Exercise instructions »
Whatever appears in the records apart from pictures must be reproduced exactly.

##### Dataset

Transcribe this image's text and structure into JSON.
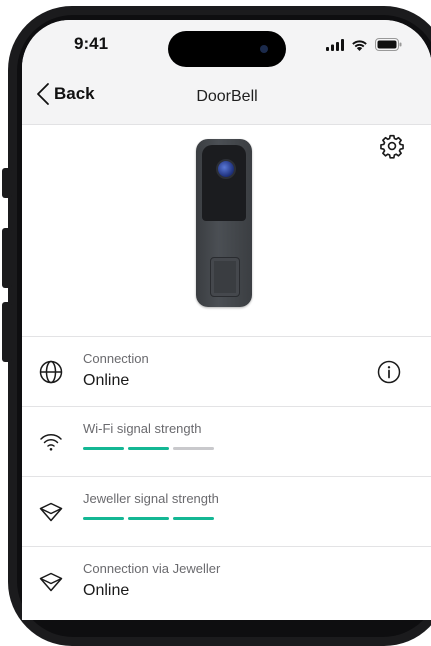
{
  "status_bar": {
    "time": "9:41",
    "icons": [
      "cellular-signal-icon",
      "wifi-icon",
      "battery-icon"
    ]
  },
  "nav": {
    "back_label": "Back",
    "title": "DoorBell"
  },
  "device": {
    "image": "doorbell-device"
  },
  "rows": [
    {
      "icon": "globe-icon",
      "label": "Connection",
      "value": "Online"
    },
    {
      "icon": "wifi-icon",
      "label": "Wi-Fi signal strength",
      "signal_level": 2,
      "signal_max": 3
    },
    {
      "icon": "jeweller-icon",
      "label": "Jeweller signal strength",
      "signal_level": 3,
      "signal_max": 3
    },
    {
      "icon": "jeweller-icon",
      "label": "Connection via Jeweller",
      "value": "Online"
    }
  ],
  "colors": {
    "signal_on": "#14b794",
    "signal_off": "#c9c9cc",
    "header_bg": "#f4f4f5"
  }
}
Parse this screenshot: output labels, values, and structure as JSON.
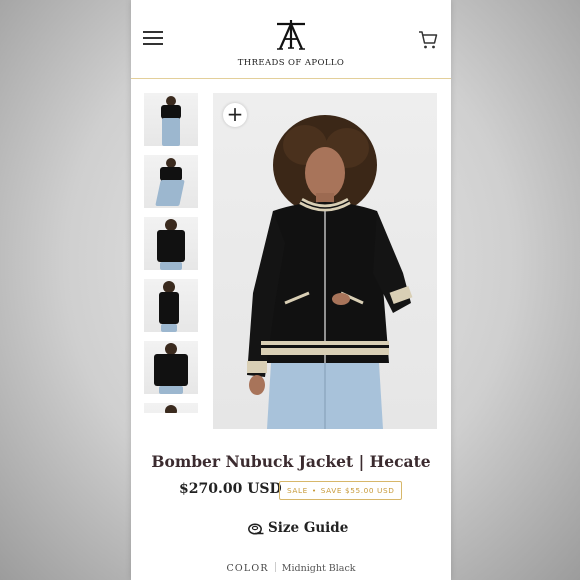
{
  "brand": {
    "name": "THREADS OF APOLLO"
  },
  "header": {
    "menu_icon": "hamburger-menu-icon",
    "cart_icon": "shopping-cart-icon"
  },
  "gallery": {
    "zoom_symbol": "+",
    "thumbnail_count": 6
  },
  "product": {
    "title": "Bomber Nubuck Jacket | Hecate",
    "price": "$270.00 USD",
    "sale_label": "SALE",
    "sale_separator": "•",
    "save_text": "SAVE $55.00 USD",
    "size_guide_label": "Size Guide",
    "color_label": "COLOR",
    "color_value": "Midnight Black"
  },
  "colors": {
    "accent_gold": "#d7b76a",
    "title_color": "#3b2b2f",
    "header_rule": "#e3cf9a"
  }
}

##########

Answer to this problem »
Transcribe this image's text and structure into JSON.
{
  "status_bar": {
    "time": "9:41",
    "icons": [
      "cellular-signal-icon",
      "wifi-icon",
      "battery-icon"
    ]
  },
  "nav": {
    "back_label": "Back",
    "title": "DoorBell"
  },
  "device": {
    "image": "doorbell-device"
  },
  "rows": [
    {
      "icon": "globe-icon",
      "label": "Connection",
      "value": "Online"
    },
    {
      "icon": "wifi-icon",
      "label": "Wi-Fi signal strength",
      "signal_level": 2,
      "signal_max": 3
    },
    {
      "icon": "jeweller-icon",
      "label": "Jeweller signal strength",
      "signal_level": 3,
      "signal_max": 3
    },
    {
      "icon": "jeweller-icon",
      "label": "Connection via Jeweller",
      "value": "Online"
    }
  ],
  "colors": {
    "signal_on": "#14b794",
    "signal_off": "#c9c9cc",
    "header_bg": "#f4f4f5"
  }
}
Parse this screenshot: output labels, values, and structure as JSON.
{
  "brand": {
    "name": "THREADS OF APOLLO"
  },
  "header": {
    "menu_icon": "hamburger-menu-icon",
    "cart_icon": "shopping-cart-icon"
  },
  "gallery": {
    "zoom_symbol": "+",
    "thumbnail_count": 6
  },
  "product": {
    "title": "Bomber Nubuck Jacket | Hecate",
    "price": "$270.00 USD",
    "sale_label": "SALE",
    "sale_separator": "•",
    "save_text": "SAVE $55.00 USD",
    "size_guide_label": "Size Guide",
    "color_label": "COLOR",
    "color_value": "Midnight Black"
  },
  "colors": {
    "accent_gold": "#d7b76a",
    "title_color": "#3b2b2f",
    "header_rule": "#e3cf9a"
  }
}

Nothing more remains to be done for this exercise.